"Europe has had green roofs for decades, and cities like Chicago and Seattle have added many of them in recent years. But there are fewer in New York because of the cost of installing them compared with the benefits, which can be hard to quantify. The new one-year abatements, though, can cut as much as $100,000 a year from a building's taxes, and are expected to turn what has largely been a hidden luxury into a standard feature of a little-seen part of the city's landscape.
"This is just the beginning," said Kari Elwell Katzander, a partner in Mingo Design, a landscape design firm in Manhattan that works on green roofs. "It's not just about the green roof. This transcends into various ways to make buildings more green."

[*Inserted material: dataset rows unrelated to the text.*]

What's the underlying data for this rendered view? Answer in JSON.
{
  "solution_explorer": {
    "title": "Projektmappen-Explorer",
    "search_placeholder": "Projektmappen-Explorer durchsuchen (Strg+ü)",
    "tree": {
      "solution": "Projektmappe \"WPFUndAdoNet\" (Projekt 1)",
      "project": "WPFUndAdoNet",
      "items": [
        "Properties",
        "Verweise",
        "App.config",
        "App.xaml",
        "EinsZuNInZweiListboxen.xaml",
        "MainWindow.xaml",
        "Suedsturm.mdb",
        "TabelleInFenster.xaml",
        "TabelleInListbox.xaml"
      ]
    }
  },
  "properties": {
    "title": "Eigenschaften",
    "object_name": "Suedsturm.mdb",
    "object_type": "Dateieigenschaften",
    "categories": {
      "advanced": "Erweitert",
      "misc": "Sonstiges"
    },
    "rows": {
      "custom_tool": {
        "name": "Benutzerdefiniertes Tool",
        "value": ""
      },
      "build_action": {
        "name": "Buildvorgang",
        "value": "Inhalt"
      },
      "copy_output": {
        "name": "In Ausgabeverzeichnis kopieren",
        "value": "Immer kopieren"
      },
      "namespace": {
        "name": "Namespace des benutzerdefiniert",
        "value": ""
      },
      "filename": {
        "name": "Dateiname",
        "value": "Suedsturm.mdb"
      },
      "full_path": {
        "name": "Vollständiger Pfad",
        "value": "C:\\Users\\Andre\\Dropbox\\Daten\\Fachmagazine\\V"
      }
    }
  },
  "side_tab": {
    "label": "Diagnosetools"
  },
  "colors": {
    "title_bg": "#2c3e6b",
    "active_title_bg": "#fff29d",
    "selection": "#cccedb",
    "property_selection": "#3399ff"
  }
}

There are few accurate reckonings of how much of the 944 million square feet of rooftops across New York City - 11.5 percent of the total building area - has gone green, or how much more could be cultivated. But clearly there is plenty of space available. Just in Long Island City, there are 667 acres of empty, flat roofs suitable for vegetation, according to Balmori Associates, an urban design company. That is the equivalent of 80 percent of Central Park."